#### Directions:
Please repeat every entry exactly as written, but skip the pictures.

===== Data in this exercise =====

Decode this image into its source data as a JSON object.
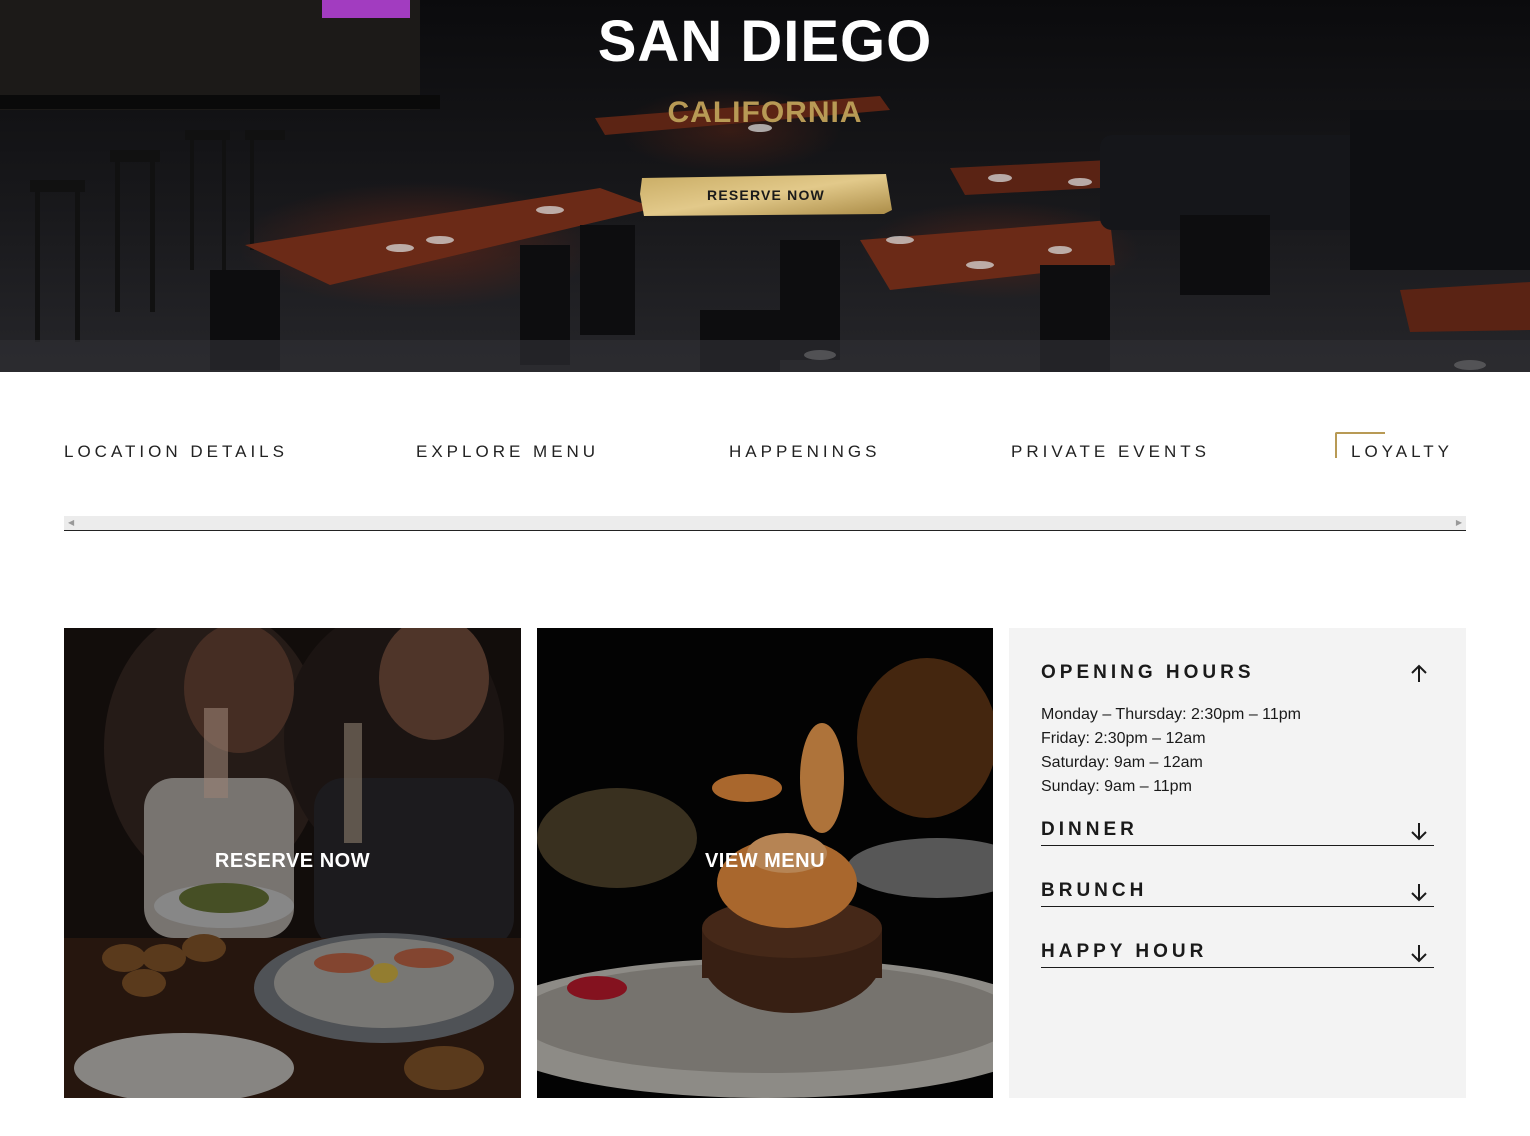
{
  "hero": {
    "title": "SAN DIEGO",
    "subtitle": "CALIFORNIA",
    "cta_label": "RESERVE NOW"
  },
  "nav": {
    "items": [
      "LOCATION DETAILS",
      "EXPLORE MENU",
      "HAPPENINGS",
      "PRIVATE EVENTS",
      "LOYALTY"
    ]
  },
  "cards": {
    "reserve_label": "RESERVE NOW",
    "menu_label": "VIEW MENU"
  },
  "hours": {
    "title": "OPENING HOURS",
    "lines": [
      "Monday – Thursday: 2:30pm – 11pm",
      "Friday: 2:30pm – 12am",
      "Saturday: 9am – 12am",
      "Sunday: 9am – 11pm"
    ],
    "sections": [
      "DINNER",
      "BRUNCH",
      "HAPPY HOUR"
    ]
  },
  "colors": {
    "accent_gold": "#b89a55",
    "panel_bg": "#f3f3f3",
    "text_dark": "#1a1a1a"
  },
  "icons": {
    "expanded": "arrow-up-icon",
    "collapsed": "arrow-down-icon"
  }
}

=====

#### Response area:
Decode this image into its source data as a JSON object.
{
  "hero": {
    "title": "SAN DIEGO",
    "subtitle": "CALIFORNIA",
    "cta_label": "RESERVE NOW"
  },
  "nav": {
    "items": [
      "LOCATION DETAILS",
      "EXPLORE MENU",
      "HAPPENINGS",
      "PRIVATE EVENTS",
      "LOYALTY"
    ]
  },
  "cards": {
    "reserve_label": "RESERVE NOW",
    "menu_label": "VIEW MENU"
  },
  "hours": {
    "title": "OPENING HOURS",
    "lines": [
      "Monday – Thursday: 2:30pm – 11pm",
      "Friday: 2:30pm – 12am",
      "Saturday: 9am – 12am",
      "Sunday: 9am – 11pm"
    ],
    "sections": [
      "DINNER",
      "BRUNCH",
      "HAPPY HOUR"
    ]
  },
  "colors": {
    "accent_gold": "#b89a55",
    "panel_bg": "#f3f3f3",
    "text_dark": "#1a1a1a"
  },
  "icons": {
    "expanded": "arrow-up-icon",
    "collapsed": "arrow-down-icon"
  }
}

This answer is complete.